Each line, starting at the one with "Decode this image" and running to the end of the data below, is to be set down again exactly, both ends included; leave pictures out.

━━━━━ Source material ━━━━━

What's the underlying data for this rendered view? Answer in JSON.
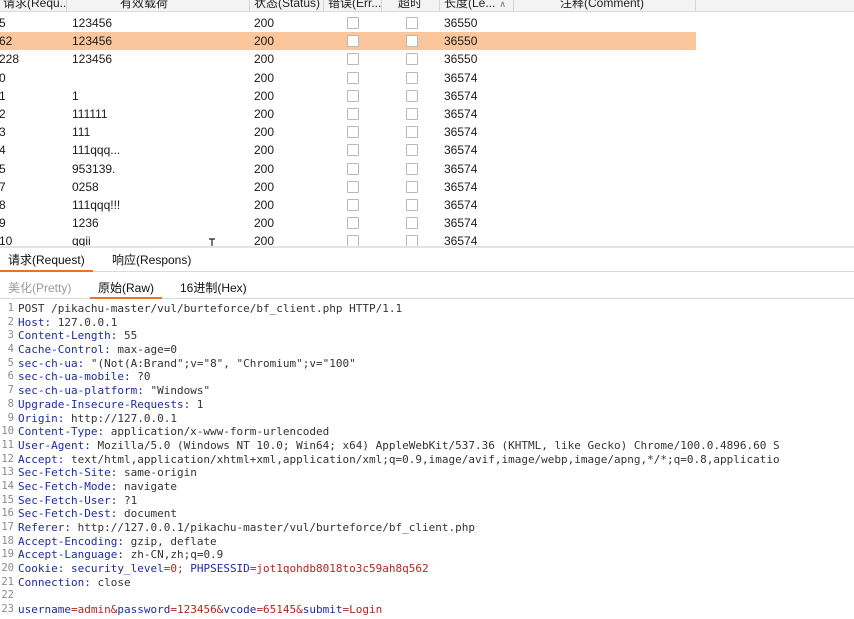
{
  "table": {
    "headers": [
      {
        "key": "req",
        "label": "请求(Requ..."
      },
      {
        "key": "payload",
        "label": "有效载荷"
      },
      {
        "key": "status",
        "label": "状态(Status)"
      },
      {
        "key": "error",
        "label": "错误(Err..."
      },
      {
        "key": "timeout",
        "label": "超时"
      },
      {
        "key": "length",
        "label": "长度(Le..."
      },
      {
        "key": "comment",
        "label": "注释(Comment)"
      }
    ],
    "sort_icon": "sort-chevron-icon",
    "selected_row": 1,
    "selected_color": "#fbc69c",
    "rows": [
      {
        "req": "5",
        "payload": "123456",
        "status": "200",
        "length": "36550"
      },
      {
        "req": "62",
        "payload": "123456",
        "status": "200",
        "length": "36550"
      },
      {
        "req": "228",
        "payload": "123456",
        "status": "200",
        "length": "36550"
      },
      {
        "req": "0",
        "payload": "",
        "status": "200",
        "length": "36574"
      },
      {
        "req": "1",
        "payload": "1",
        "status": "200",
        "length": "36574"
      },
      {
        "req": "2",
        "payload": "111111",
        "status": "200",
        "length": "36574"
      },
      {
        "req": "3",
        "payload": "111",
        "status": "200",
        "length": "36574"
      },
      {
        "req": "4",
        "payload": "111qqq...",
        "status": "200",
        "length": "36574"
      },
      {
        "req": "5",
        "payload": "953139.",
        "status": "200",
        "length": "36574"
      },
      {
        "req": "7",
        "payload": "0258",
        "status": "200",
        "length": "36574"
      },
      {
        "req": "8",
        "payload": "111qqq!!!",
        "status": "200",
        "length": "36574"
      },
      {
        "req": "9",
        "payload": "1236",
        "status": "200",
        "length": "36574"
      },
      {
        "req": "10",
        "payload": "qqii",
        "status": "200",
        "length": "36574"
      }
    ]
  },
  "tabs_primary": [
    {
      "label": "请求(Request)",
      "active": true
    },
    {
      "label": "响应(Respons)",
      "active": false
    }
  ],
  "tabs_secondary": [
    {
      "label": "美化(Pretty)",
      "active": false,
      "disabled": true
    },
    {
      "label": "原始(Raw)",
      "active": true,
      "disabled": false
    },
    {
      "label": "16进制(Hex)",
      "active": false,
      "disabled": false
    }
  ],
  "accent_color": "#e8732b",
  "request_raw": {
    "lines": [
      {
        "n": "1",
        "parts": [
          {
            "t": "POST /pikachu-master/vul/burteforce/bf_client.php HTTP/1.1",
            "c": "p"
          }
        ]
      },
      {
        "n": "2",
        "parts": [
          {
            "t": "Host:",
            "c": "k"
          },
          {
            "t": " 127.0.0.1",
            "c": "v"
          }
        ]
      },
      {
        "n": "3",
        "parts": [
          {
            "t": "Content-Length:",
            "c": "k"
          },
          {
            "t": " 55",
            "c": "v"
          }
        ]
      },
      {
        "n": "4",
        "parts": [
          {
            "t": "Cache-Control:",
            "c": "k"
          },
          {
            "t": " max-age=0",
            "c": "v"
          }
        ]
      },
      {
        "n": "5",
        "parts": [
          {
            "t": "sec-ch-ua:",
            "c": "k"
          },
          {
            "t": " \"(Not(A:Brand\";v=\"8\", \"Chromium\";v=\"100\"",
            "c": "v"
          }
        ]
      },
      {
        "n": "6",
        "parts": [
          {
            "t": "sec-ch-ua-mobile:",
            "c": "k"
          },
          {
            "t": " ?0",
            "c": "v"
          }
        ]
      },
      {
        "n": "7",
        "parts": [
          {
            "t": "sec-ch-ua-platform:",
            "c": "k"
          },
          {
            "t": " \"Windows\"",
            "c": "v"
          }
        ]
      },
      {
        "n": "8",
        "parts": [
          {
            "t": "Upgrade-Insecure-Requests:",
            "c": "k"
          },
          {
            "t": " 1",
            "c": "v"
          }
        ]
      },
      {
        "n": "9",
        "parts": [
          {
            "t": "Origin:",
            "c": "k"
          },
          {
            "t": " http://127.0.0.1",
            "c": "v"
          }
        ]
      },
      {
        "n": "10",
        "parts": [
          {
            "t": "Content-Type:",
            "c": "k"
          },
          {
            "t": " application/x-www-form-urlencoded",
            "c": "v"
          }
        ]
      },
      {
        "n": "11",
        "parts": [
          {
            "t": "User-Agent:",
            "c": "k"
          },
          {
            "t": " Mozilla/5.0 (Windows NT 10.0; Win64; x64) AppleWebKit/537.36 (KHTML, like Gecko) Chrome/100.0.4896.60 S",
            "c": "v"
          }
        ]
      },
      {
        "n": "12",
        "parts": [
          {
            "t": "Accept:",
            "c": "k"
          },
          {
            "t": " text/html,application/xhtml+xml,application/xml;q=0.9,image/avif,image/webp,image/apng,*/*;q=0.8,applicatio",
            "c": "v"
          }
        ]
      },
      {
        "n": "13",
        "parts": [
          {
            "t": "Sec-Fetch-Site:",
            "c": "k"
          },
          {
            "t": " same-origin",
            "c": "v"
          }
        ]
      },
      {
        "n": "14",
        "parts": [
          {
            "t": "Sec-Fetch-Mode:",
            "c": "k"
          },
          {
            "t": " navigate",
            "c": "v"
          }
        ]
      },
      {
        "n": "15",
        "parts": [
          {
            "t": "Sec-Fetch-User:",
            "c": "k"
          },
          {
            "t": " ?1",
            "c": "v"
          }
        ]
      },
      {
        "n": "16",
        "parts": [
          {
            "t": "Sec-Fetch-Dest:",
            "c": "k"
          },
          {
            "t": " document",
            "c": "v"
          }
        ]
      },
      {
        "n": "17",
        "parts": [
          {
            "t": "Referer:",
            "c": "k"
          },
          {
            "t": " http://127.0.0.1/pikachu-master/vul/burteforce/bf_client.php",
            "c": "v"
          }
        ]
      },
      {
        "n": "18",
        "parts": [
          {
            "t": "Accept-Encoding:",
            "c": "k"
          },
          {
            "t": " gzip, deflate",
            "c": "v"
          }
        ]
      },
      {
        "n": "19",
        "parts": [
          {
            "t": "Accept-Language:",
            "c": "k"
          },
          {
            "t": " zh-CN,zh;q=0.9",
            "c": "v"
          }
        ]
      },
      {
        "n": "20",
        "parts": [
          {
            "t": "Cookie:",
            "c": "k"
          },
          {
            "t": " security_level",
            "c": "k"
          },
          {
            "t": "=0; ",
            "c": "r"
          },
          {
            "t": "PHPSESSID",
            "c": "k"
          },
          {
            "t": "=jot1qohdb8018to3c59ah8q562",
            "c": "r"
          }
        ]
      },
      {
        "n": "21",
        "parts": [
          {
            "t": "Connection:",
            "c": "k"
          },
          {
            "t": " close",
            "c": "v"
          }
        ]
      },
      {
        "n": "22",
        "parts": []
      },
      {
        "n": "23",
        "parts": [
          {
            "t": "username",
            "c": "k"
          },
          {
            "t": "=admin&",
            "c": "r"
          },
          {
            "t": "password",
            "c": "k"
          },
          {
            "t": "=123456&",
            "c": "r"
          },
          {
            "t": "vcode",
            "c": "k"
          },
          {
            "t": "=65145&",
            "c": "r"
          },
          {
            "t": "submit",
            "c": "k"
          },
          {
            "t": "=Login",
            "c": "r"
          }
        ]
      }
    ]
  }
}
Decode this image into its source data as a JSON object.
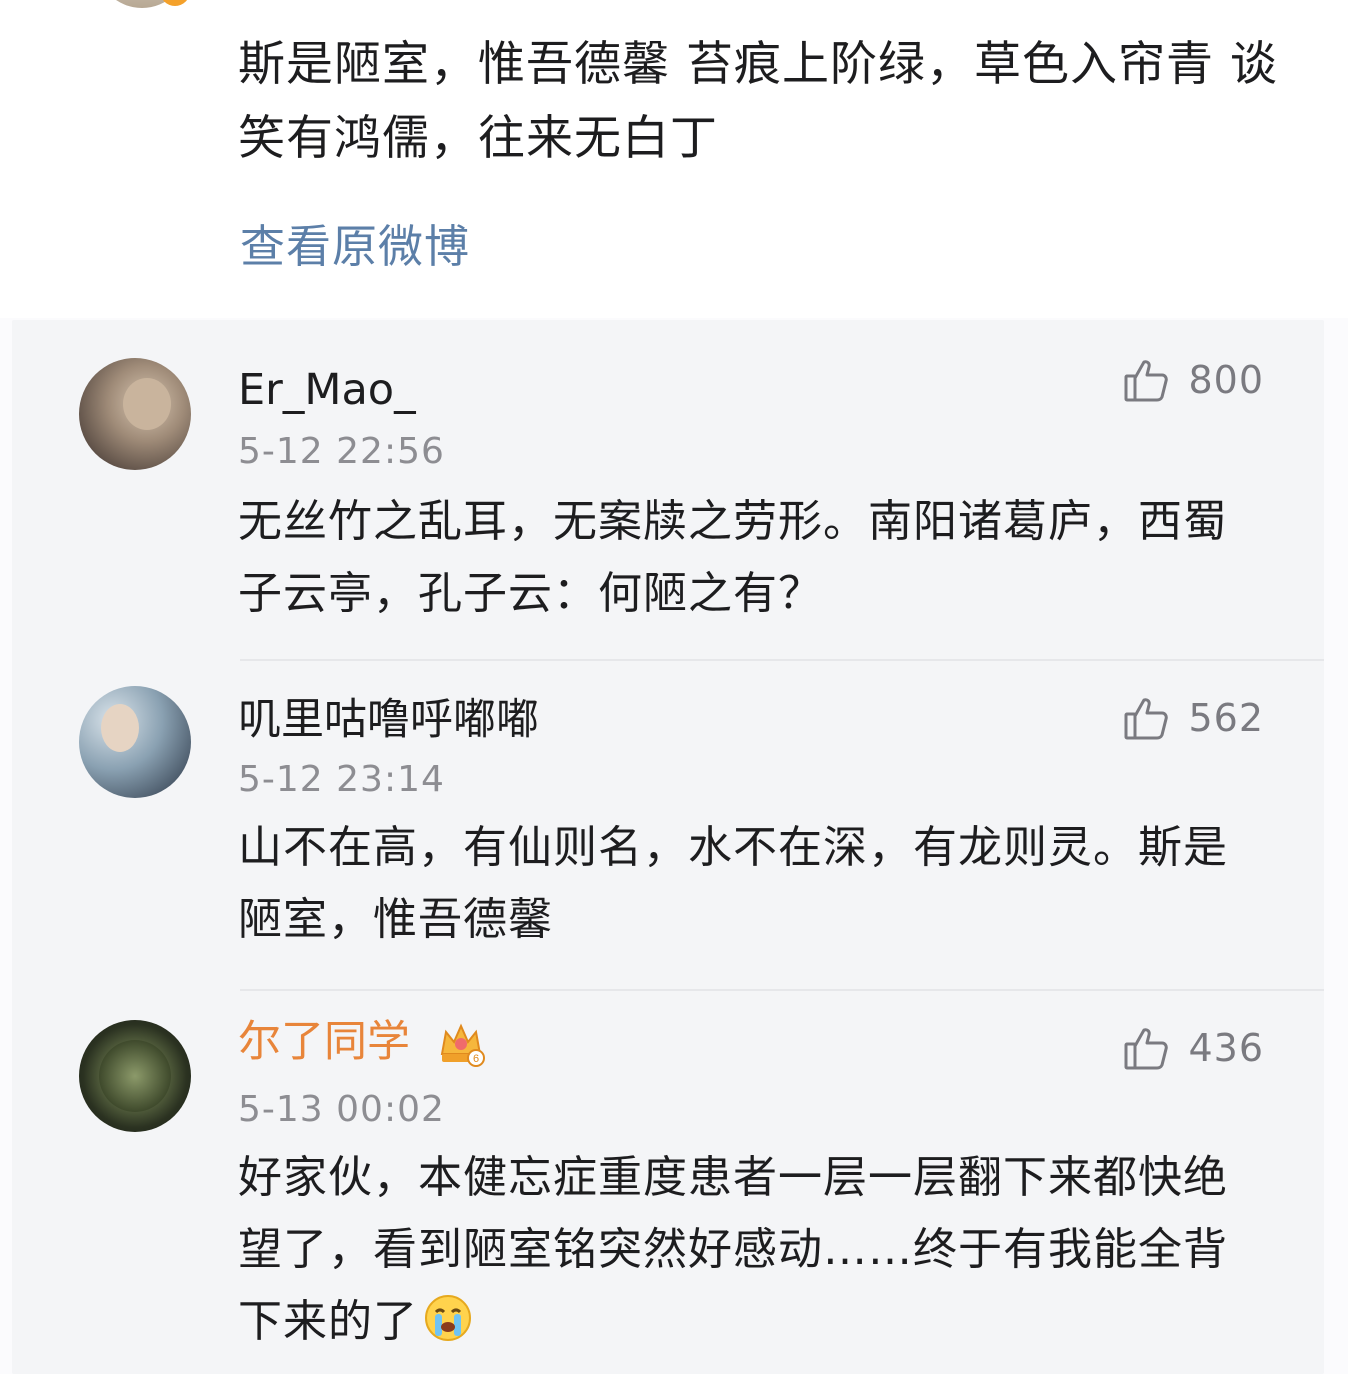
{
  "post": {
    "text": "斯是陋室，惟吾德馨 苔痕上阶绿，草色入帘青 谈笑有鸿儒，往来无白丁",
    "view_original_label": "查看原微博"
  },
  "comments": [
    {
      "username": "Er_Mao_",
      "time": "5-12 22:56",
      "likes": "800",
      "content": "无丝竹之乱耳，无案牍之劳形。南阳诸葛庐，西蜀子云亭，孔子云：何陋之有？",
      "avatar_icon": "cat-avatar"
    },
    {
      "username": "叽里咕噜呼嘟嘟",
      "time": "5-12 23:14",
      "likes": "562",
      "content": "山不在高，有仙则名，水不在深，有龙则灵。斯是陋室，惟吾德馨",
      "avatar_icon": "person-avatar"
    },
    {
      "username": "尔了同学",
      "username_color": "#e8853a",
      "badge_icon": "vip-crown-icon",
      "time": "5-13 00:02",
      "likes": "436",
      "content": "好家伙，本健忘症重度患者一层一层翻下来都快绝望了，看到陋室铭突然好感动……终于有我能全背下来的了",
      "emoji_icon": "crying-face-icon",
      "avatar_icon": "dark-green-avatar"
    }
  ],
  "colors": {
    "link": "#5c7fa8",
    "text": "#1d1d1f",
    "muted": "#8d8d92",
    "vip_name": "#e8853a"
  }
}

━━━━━

Response area.
Decode this image into its source data as a JSON object.
{
  "post": {
    "text": "斯是陋室，惟吾德馨 苔痕上阶绿，草色入帘青 谈笑有鸿儒，往来无白丁",
    "view_original_label": "查看原微博"
  },
  "comments": [
    {
      "username": "Er_Mao_",
      "time": "5-12 22:56",
      "likes": "800",
      "content": "无丝竹之乱耳，无案牍之劳形。南阳诸葛庐，西蜀子云亭，孔子云：何陋之有？",
      "avatar_icon": "cat-avatar"
    },
    {
      "username": "叽里咕噜呼嘟嘟",
      "time": "5-12 23:14",
      "likes": "562",
      "content": "山不在高，有仙则名，水不在深，有龙则灵。斯是陋室，惟吾德馨",
      "avatar_icon": "person-avatar"
    },
    {
      "username": "尔了同学",
      "username_color": "#e8853a",
      "badge_icon": "vip-crown-icon",
      "time": "5-13 00:02",
      "likes": "436",
      "content": "好家伙，本健忘症重度患者一层一层翻下来都快绝望了，看到陋室铭突然好感动……终于有我能全背下来的了",
      "emoji_icon": "crying-face-icon",
      "avatar_icon": "dark-green-avatar"
    }
  ],
  "colors": {
    "link": "#5c7fa8",
    "text": "#1d1d1f",
    "muted": "#8d8d92",
    "vip_name": "#e8853a"
  }
}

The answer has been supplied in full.